June 21, 2017

Corn Development Phases and their Impact on Potential Yield

The condition of the U.S. corn crop improved slightly last week amid several episodes of showers moving across the Corn Belt. I think the rains helped to stabilize the crop for the time being. They also ushered in cooler temperatures, at least for this week, and there are some additional chances of rain. There were some reports of damage from the strong storms, but I think the rainfall was beneficial overall. The rains did not solve all the dry concerns and additional rainfall will be needed.

Whenever we get toward the end of June, there is always a lot of speculation about what the weather will be like during pollination. The U.S. corn crop this year might reach 50% pollination on July 15-16-17. Pollination is the most important time for corn of course, but several weeks prior to pollination and several weeks after pollination are also very important. The size of the ear is determined prior to pollination and the number of kernels filled successfully is determined after pollination.

Number of rows of kernels - The number of rows around the ear is determined starting when the plant has 5 leaves and it ends when there are about 8 leaves. Therefore, several weeks prior to pollination, the number of rows of kernels has been set. Any significant moisture stress during this period can result in a low number of rows of kernels.
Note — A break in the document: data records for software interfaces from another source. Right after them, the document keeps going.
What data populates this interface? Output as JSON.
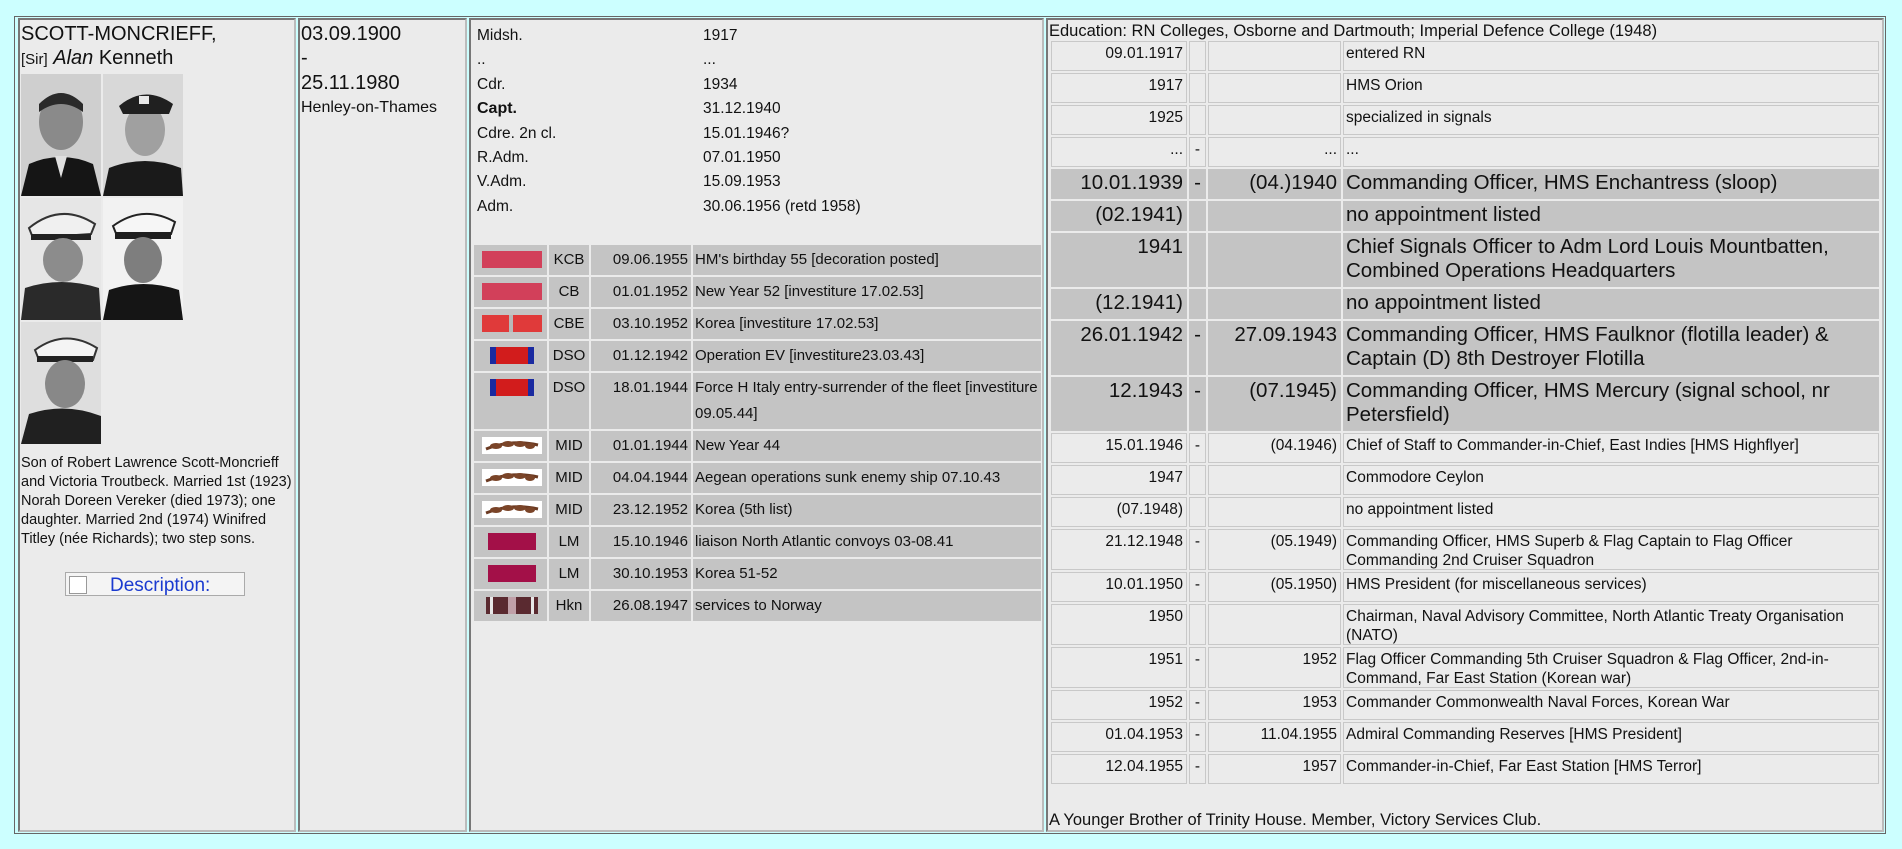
{
  "person": {
    "surname": "SCOTT-MONCRIEFF,",
    "title": "[Sir]",
    "first": "Alan",
    "middle": "Kenneth",
    "born": "03.09.1900",
    "dash": "-",
    "died": "25.11.1980",
    "place": "Henley-on-Thames",
    "bio": "Son of Robert Lawrence Scott-Moncrieff and Victoria Troutbeck. Married 1st (1923) Norah Doreen Vereker (died 1973); one daughter. Married 2nd (1974) Winifred Titley (née Richards); two step sons.",
    "description_label": "Description:"
  },
  "ranks": [
    {
      "rank": "Midsh.",
      "date": "1917"
    },
    {
      "rank": "..",
      "date": "..."
    },
    {
      "rank": "Cdr.",
      "date": "1934"
    },
    {
      "rank": "Capt.",
      "date": "31.12.1940",
      "bold": true
    },
    {
      "rank": "Cdre. 2n cl.",
      "date": "15.01.1946?"
    },
    {
      "rank": "R.Adm.",
      "date": "07.01.1950"
    },
    {
      "rank": "V.Adm.",
      "date": "15.09.1953"
    },
    {
      "rank": "Adm.",
      "date": "30.06.1956 (retd 1958)"
    }
  ],
  "awards": [
    {
      "abbr": "KCB",
      "date": "09.06.1955",
      "text": "HM's birthday 55 [decoration posted]",
      "ribbon": "kcb"
    },
    {
      "abbr": "CB",
      "date": "01.01.1952",
      "text": "New Year 52 [investiture 17.02.53]",
      "ribbon": "cb"
    },
    {
      "abbr": "CBE",
      "date": "03.10.1952",
      "text": "Korea [investiture 17.02.53]",
      "ribbon": "cbe"
    },
    {
      "abbr": "DSO",
      "date": "01.12.1942",
      "text": "Operation EV [investiture23.03.43]",
      "ribbon": "dso"
    },
    {
      "abbr": "DSO",
      "date": "18.01.1944",
      "text": "Force H Italy entry-surrender of the fleet [investiture 09.05.44]",
      "ribbon": "dso",
      "tall": true
    },
    {
      "abbr": "MID",
      "date": "01.01.1944",
      "text": "New Year 44",
      "ribbon": "mid"
    },
    {
      "abbr": "MID",
      "date": "04.04.1944",
      "text": "Aegean operations sunk enemy ship 07.10.43",
      "ribbon": "mid"
    },
    {
      "abbr": "MID",
      "date": "23.12.1952",
      "text": "Korea (5th list)",
      "ribbon": "mid"
    },
    {
      "abbr": "LM",
      "date": "15.10.1946",
      "text": "liaison North Atlantic convoys 03-08.41",
      "ribbon": "lm"
    },
    {
      "abbr": "LM",
      "date": "30.10.1953",
      "text": "Korea 51-52",
      "ribbon": "lm"
    },
    {
      "abbr": "Hkn",
      "date": "26.08.1947",
      "text": "services to Norway",
      "ribbon": "hkn"
    }
  ],
  "education": "Education: RN Colleges, Osborne and Dartmouth; Imperial Defence College (1948)",
  "career": [
    {
      "from": "09.01.1917",
      "sep": "",
      "to": "",
      "text": "entered RN",
      "h": 30
    },
    {
      "from": "1917",
      "sep": "",
      "to": "",
      "text": "HMS Orion",
      "h": 30
    },
    {
      "from": "1925",
      "sep": "",
      "to": "",
      "text": "specialized in signals",
      "h": 30
    },
    {
      "from": "...",
      "sep": "-",
      "to": "...",
      "text": "...",
      "h": 30
    },
    {
      "from": "10.01.1939",
      "sep": "-",
      "to": "(04.)1940",
      "text": "Commanding Officer, HMS Enchantress (sloop)",
      "h": 30,
      "big": true
    },
    {
      "from": "(02.1941)",
      "sep": "",
      "to": "",
      "text": "no appointment listed",
      "h": 30,
      "big": true
    },
    {
      "from": "1941",
      "sep": "",
      "to": "",
      "text": "Chief Signals Officer to Adm Lord Louis Mountbatten, Combined Operations Headquarters",
      "h": 54,
      "big": true
    },
    {
      "from": "(12.1941)",
      "sep": "",
      "to": "",
      "text": "no appointment listed",
      "h": 30,
      "big": true
    },
    {
      "from": "26.01.1942",
      "sep": "-",
      "to": "27.09.1943",
      "text": "Commanding Officer, HMS Faulknor (flotilla leader) & Captain (D) 8th Destroyer Flotilla",
      "h": 54,
      "big": true
    },
    {
      "from": "12.1943",
      "sep": "-",
      "to": "(07.1945)",
      "text": "Commanding Officer, HMS Mercury (signal school, nr Petersfield)",
      "h": 54,
      "big": true
    },
    {
      "from": "15.01.1946",
      "sep": "-",
      "to": "(04.1946)",
      "text": "Chief of Staff to Commander-in-Chief, East Indies [HMS Highflyer]",
      "h": 30
    },
    {
      "from": "1947",
      "sep": "",
      "to": "",
      "text": "Commodore Ceylon",
      "h": 30
    },
    {
      "from": "(07.1948)",
      "sep": "",
      "to": "",
      "text": "no appointment listed",
      "h": 30
    },
    {
      "from": "21.12.1948",
      "sep": "-",
      "to": "(05.1949)",
      "text": "Commanding Officer, HMS Superb & Flag Captain to Flag Officer Commanding 2nd Cruiser Squadron",
      "h": 41
    },
    {
      "from": "10.01.1950",
      "sep": "-",
      "to": "(05.1950)",
      "text": "HMS President (for miscellaneous services)",
      "h": 30
    },
    {
      "from": "1950",
      "sep": "",
      "to": "",
      "text": "Chairman, Naval Advisory Committee, North Atlantic Treaty Organisation (NATO)",
      "h": 41
    },
    {
      "from": "1951",
      "sep": "-",
      "to": "1952",
      "text": "Flag Officer Commanding 5th Cruiser Squadron & Flag Officer, 2nd-in-Command, Far East Station (Korean war)",
      "h": 41
    },
    {
      "from": "1952",
      "sep": "-",
      "to": "1953",
      "text": "Commander Commonwealth Naval Forces, Korean War",
      "h": 30
    },
    {
      "from": "01.04.1953",
      "sep": "-",
      "to": "11.04.1955",
      "text": "Admiral Commanding Reserves [HMS President]",
      "h": 30
    },
    {
      "from": "12.04.1955",
      "sep": "-",
      "to": "1957",
      "text": "Commander-in-Chief, Far East Station [HMS Terror]",
      "h": 30
    }
  ],
  "footer": "A Younger Brother of Trinity House. Member, Victory Services Club.",
  "colors": {
    "background": "#ccffff",
    "cell": "#ebebeb",
    "highlight": "#c4c4c4",
    "link": "#1a3ad0"
  }
}
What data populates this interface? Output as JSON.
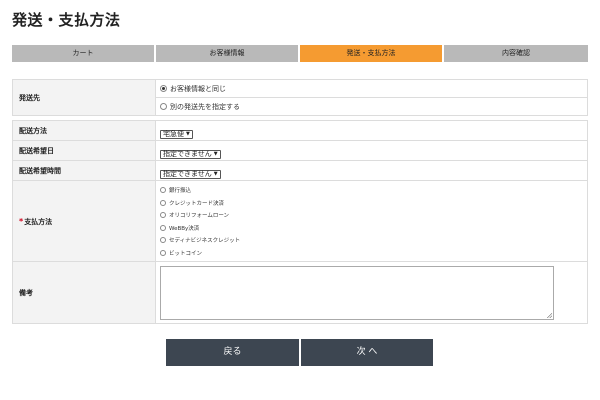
{
  "page": {
    "title": "発送・支払方法"
  },
  "steps": [
    {
      "label": "カート",
      "active": false
    },
    {
      "label": "お客様情報",
      "active": false
    },
    {
      "label": "発送・支払方法",
      "active": true
    },
    {
      "label": "内容確認",
      "active": false
    }
  ],
  "shipping_destination": {
    "label": "発送先",
    "options": [
      {
        "label": "お客様情報と同じ",
        "checked": true
      },
      {
        "label": "別の発送先を指定する",
        "checked": false
      }
    ]
  },
  "delivery": {
    "method_label": "配送方法",
    "method_value": "宅急便",
    "date_label": "配送希望日",
    "date_value": "指定できません",
    "time_label": "配送希望時間",
    "time_value": "指定できません"
  },
  "payment": {
    "required_mark": "*",
    "label": "支払方法",
    "options": [
      {
        "label": "銀行振込"
      },
      {
        "label": "クレジットカード決済"
      },
      {
        "label": "オリコリフォームローン"
      },
      {
        "label": "WeBBy決済"
      },
      {
        "label": "セディナビジネスクレジット"
      },
      {
        "label": "ビットコイン"
      }
    ]
  },
  "notes": {
    "label": "備考",
    "value": ""
  },
  "buttons": {
    "back": "戻る",
    "next": "次 へ"
  },
  "colors": {
    "active_step": "#f59b31",
    "inactive_step": "#b9b9b9",
    "button": "#3d4651",
    "required": "#d0021b"
  }
}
The average number of rows is usually about 16. If the conditions are very good, there might be 18 or 20 rows. If the conditions are very bad, there might be 12 or 14 rows.

Number of kernels per row - The length of the ear, or the number of kernels per row, is determined starting when there about 12 leaves and ending at about 15 leaves. This is basically when the plant has reached full height, but prior to pollination. Moisture stress during this period can result in shorter than average ear lengths.

Pollination - The most important period for corn is the approximately 10-day period when the crop is pollinating. The ideal situation during pollinating would be cool and sunny days with plenty of soil moisture. The worst condition would be a combination of hot and dry conditions. If it is too hot and dry, the pollen shedding period may be shorter than normal and the emergence of the silks may be delayed. The pollen shedding period may end before all the silks have emerged resulting in the "nick" being off. The "nick" is the timing between when there is live pollen and receptive silks. A lot of things can go wrong during pollination, so it needs to be closely monitored.

Grain filling - Once the corn has pollinated, the plant still needs adequate moisture to fill all the kernels. If it turns hot and dry after pollination, there may be kernel abortion at the tip of the ear, or what is called tip-back. If the plant runs out of moisture before the filling process is complete, the kernels may be shallow and light weight resulting in lower yields. The ideal situation would be for a slow and long period of grain filling. Those conditions would result in deep and heavy kernels and high yields.

Since we are discussing pollination, one of the concerns this year will be the corn in the eastern Corn Belt that had to be replanted due to spotty stands or being drown out. This very late planted corn probably won't pollinate until August when there is a greater possibility of hot and dry conditions.